Welcome To The Rileys is an indie drama dealing with broken people all leading broken lives in their own way. From director by Jake Scott ,who has made dozens of music video’s and the little remembered Plunkett and Macleane, will this film prove any more memorable?
Doug (James Gandolfini) and Lois (Melissa Leo) are stricken by grief over the death of their 15-year-old daughter. As a result Doug seeks refuge in a mistress, until she dies of a heart attack; meanwhile Lois is agoraphobic and heavily reliant on prescription medication. While attending a conference in New Orleans, Doug encounters a damaged teen stripper Mallory (Kirsten Stewart) and seeing his daughter in her, tries to “save her”, resulting in altering the lives of all three characters in the process.
While perhaps not yet showing the cinematic style or epic style evident in his fathers (Ridley) or his uncles (Tony) work, Jake Scott has an eye for atmospheric detail, as shown in his almost documentary depiction of New Orleans street life, and he demonstrates a good capability of how to nurture actors. His New Orleans is stripped of filmic gloss, but still vibrant and alive. The same goes for all the actors, Melissa Leo is almost unrecognizable here and Stewart has little in common with her passive Twilight heroine.
But what stops this low key drama from feeling like an upmarket tv movie is the central casts committed performances. Stewart ups her indie street cred here after her humble beginnings in indies like Sean Penn’s Into the Wild and Greg Mottola’s underrated Adventureland. You can almost feel her relish at shedding her PG 13 twilight persona as she swears, drinks, tries to solicit sex and in general just acts deplorably. That’s not to say that she can’t bring a touching vulnerability and heft to her character, because she can, and does, in some of the films most memorable scenes. There’s a lot here to suggest that Stewart’s best work is ahead of her if she keeps up this brave choice in roles after the Twilight saga finishes.

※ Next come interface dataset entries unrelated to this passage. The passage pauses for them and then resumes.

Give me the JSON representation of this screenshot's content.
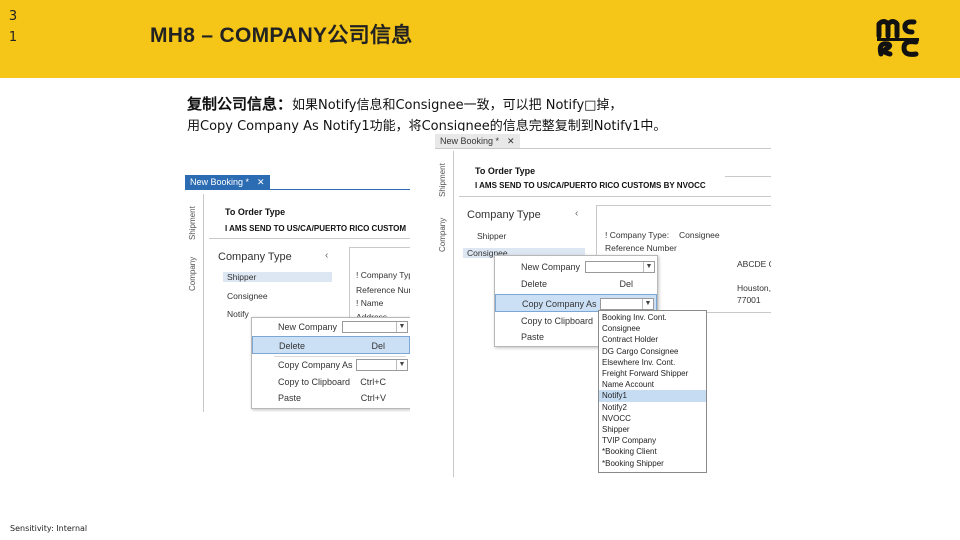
{
  "slide": {
    "page_number_line1": "3",
    "page_number_line2": "1",
    "title": "MH8 – COMPANY公司信息",
    "instruction_bold": "复制公司信息：",
    "instruction_line1_rest": "如果Notify信息和Consignee一致，可以把 Notify□掉，",
    "instruction_line2": "用Copy Company As Notify1功能，将Consignee的信息完整复制到Notify1中。",
    "footer": "Sensitivity: Internal",
    "colors": {
      "header_bg": "#f5c518",
      "tab_blue": "#2b6cb3",
      "highlight": "#cce0f5"
    }
  },
  "left_shot": {
    "tab_label": "New Booking *",
    "tab_close": "✕",
    "vtab_shipment": "Shipment",
    "vtab_company": "Company",
    "header_line1": "To Order Type",
    "header_line2": "I AMS SEND TO US/CA/PUERTO RICO CUSTOM",
    "company_type_title": "Company Type",
    "chevron": "‹",
    "list": [
      "Shipper",
      "Consignee",
      "Notify"
    ],
    "right_rows": [
      "! Company Typ",
      "Reference Num",
      "! Name",
      "Address"
    ],
    "context_menu": [
      {
        "label": "New Company",
        "shortcut": ""
      },
      {
        "label": "Delete",
        "shortcut": "Del"
      },
      {
        "label": "Copy Company As",
        "shortcut": ""
      },
      {
        "label": "Copy to Clipboard",
        "shortcut": "Ctrl+C"
      },
      {
        "label": "Paste",
        "shortcut": "Ctrl+V"
      }
    ]
  },
  "right_shot": {
    "tab_label": "New Booking *",
    "tab_close": "✕",
    "vtab_shipment": "Shipment",
    "vtab_company": "Company",
    "header_line1": "To Order Type",
    "header_line2": "I AMS SEND TO US/CA/PUERTO RICO CUSTOMS BY NVOCC",
    "company_type_title": "Company Type",
    "chevron": "‹",
    "list": [
      "Shipper",
      "Consignee"
    ],
    "right_rows": [
      {
        "label": "! Company Type:",
        "value": "Consignee"
      },
      {
        "label": "Reference Number",
        "value": ""
      },
      {
        "label": "",
        "value": "ABCDE COMPANY"
      },
      {
        "label": "",
        "value": "Houston, TX"
      },
      {
        "label": "",
        "value": "77001"
      }
    ],
    "context_menu": [
      {
        "label": "New Company",
        "shortcut": ""
      },
      {
        "label": "Delete",
        "shortcut": "Del"
      },
      {
        "label": "Copy Company As",
        "shortcut": ""
      },
      {
        "label": "Copy to Clipboard",
        "shortcut": ""
      },
      {
        "label": "Paste",
        "shortcut": ""
      }
    ],
    "dropdown_options": [
      "Booking Inv. Cont.",
      "Consignee",
      "Contract Holder",
      "DG Cargo Consignee",
      "Elsewhere Inv. Cont.",
      "Freight Forward Shipper",
      "Name Account",
      "Notify1",
      "Notify2",
      "NVOCC",
      "Shipper",
      "TVIP Company",
      "*Booking Client",
      "*Booking Shipper"
    ],
    "dropdown_selected": "Notify1"
  }
}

This is an actress who could be presumably be drowning in crappy romantic comedy scripts or offers to co star in limp Nicholas Spark melodramas so it’s to her credit that she often seeks out roles this raw and affecting.
Her relationship with Gandofini is affecting and well played. He is another actor who has done all he can to step outside of his most famous role (Iconic HBO Mafia boss Tony Soprano) and in doing so constantly reaffirms his talent as an actor. His huge bear like frame can often be intimidating (As in The Sopranos or True Romance) but here he play against his size, becoming more cuddly than scary. He brings an unexpected gentleness to his performance that is both touching and surprising given some of his other roles. Stewart’s Mallory finds his kindness and refusal to use her confusing as she’s only known how to relate with men if as some sort of transaction. She’s slow to open up and trust him, and his downplayed generosity allows her to eventually do so. Melissa Leo (on a roll after her Oscar Winning role in The Fighter) plays another mother here, but someone who is perhaps the most broken in a film full of broken people. Her complex relationship with Doug is one of the film’s big surprises and it’s a real treat to see such seasoned and talented actors bounce off each other here.
All in all, Welcome To The Rileys is well worth a look by anyone who’s a fan of naturalistic small dramas or of any of the three lead actors. It stays true to it’s story and it’s characters, which is sometimes rare but always worth watching.
The DVD Bonus feature Creating The Rileys is a cursory making of the film lasting under 20 minutes. Worth a watch if you liked the film, but nothing out of the ordinary here.
Welcome To The Rileys is out on DVD now – order it here